19 "Hack a Day" writes about Interactive Auditory Scatter Plot
Thanks to the authors of Hack a Day! They posted
about the Interactive Auditory Scatter Plot on their blog:
This setup helps to represent data in a meaningful way to for visually
impaired people. It uses a combination of physical objects to represent
data clusters, and audio feedback when manipulating those objects. In
the video after the break you’ll see that the cubes can orient
themselves to represent data clusters. The table top acts as a graphing
field, with a textured border as a reference for the user. A camera
mounted below the clear surface allows image processing software to
calculate the locations for the cubes. Each cube is motorized and
contains an Arduino and ZigBee module, listening for positioning
information from the computer that is doing the video processing. Once
in position, the user can move the cubes, with modulated noise as a
measure of how near they are to the heart of each data cluster.
The team plans to conduct further study on the usefulness of this
interactive data object. We certainly see potential for hacking as this
uses off-the-shelf components that are both inexpensive, and easy to
find. It certainly reminds us of a
multitouch display with added physical tokens.
Thank you very much for mentioning this work! Just a little correction:
The pitch of the “modulated noise” (a sawtooth synthesizer) is not
mapped to the distance between the cluster prototype and the object, but

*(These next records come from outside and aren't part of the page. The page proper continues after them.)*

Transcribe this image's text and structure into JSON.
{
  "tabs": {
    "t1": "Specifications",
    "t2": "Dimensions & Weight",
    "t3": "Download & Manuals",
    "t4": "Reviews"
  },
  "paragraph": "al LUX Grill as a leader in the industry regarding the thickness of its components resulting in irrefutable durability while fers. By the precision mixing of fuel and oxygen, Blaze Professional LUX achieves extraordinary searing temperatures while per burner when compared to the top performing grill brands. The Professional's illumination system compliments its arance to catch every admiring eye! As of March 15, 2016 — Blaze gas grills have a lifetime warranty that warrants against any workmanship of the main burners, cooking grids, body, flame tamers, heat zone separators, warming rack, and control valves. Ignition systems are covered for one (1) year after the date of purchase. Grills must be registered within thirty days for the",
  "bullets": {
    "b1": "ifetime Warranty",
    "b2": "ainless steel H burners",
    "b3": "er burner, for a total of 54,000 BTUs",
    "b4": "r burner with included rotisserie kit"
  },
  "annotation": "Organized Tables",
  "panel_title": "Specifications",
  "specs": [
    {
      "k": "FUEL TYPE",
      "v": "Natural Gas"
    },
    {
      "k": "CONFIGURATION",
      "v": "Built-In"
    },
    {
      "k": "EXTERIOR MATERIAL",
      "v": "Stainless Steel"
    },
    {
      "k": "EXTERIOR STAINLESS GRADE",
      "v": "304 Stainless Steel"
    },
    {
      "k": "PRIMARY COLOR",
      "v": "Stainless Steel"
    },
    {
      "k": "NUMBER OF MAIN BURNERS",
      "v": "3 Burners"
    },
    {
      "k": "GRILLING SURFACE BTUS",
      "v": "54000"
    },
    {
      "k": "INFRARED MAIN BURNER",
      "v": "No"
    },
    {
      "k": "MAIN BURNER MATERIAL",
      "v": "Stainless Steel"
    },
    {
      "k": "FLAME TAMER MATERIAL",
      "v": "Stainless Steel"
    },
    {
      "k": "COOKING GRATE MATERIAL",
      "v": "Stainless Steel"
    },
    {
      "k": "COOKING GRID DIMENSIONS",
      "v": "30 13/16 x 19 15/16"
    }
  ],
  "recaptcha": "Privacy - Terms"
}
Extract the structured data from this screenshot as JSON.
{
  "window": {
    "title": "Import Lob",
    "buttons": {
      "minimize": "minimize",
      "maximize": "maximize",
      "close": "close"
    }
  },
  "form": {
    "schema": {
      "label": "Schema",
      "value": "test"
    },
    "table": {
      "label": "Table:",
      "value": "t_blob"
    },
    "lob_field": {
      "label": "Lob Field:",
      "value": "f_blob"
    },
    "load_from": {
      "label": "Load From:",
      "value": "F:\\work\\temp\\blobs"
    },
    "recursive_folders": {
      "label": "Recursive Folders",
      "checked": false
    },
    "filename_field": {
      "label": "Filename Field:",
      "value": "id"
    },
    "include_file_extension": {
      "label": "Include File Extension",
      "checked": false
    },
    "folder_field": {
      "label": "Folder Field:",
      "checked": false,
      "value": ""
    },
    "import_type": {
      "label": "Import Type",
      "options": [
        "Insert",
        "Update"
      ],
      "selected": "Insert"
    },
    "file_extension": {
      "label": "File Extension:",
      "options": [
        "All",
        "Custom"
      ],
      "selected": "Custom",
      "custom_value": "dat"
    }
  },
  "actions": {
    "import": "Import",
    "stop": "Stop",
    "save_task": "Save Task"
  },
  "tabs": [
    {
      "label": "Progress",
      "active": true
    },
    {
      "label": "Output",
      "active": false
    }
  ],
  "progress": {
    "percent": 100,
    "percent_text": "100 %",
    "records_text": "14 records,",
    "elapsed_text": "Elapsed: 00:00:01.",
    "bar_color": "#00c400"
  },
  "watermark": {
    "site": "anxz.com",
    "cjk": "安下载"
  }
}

to the local data density in the neighborhood of the object.
07 Interactive Auditory Scatter Plot appeared on Infosthetics Blog
The "Interactive Auditory Scatter Plot" (the paper was made freely
on the Information Aesthetics Blog:
How do you visualize complex data for people... who cannot see?
Researchers at the Bielefeld University (Germany) propose a sophisticated
solution [uni-bielefeld.de]: they combined a set of physical objects
that can autonomously move with sonification, or the generation of
data-driven sounds. This non-visual visualization method should allow
visually impaired people to explore multivariate data through the
alternative representation of scatterplots. Based on some past insights
on multi-touch enabled visual display, this approach overcomes the
obvious problems in terms of visualization and interaction.
How does it work? The researchers created a 2D transformation of the
spatially distributed data into the audio-haptic domain. First, a set of
cube objects physically move to locations that correspond to the most
explicit data clusters on a horizontal screen. These constellations can
then be perceived (i.e. felt) by users. By moving a physical object over
a screen, specific sounds are emitted so that the local characteristics
of the data distribution can be distinguished. Or, in other words, the
frequency of a continuously emitted sonic stream corresponds to the
local density of the data. When an object is released, a local data
sonogram is created, yielding an audible spherical sweep through the
data space at the location of the object. Still sounds too complex? Then
watch a demonstration video below.
Thank you very much, Andrew [ http://infosthetics.com/ ]
06 Interactive Auditory Scatter Plot Paper is freely available
The paper "Tangible
Active Objects and Interactive Sonification as a Scatter Plot
Alternative for the Visually Impaired", presented at ICAD2010
in Washington D.C., is now freely available. You can download it
under the following link:
Feel free to contact me through my recently updated website
(more information and in the Bielefeld University's web design).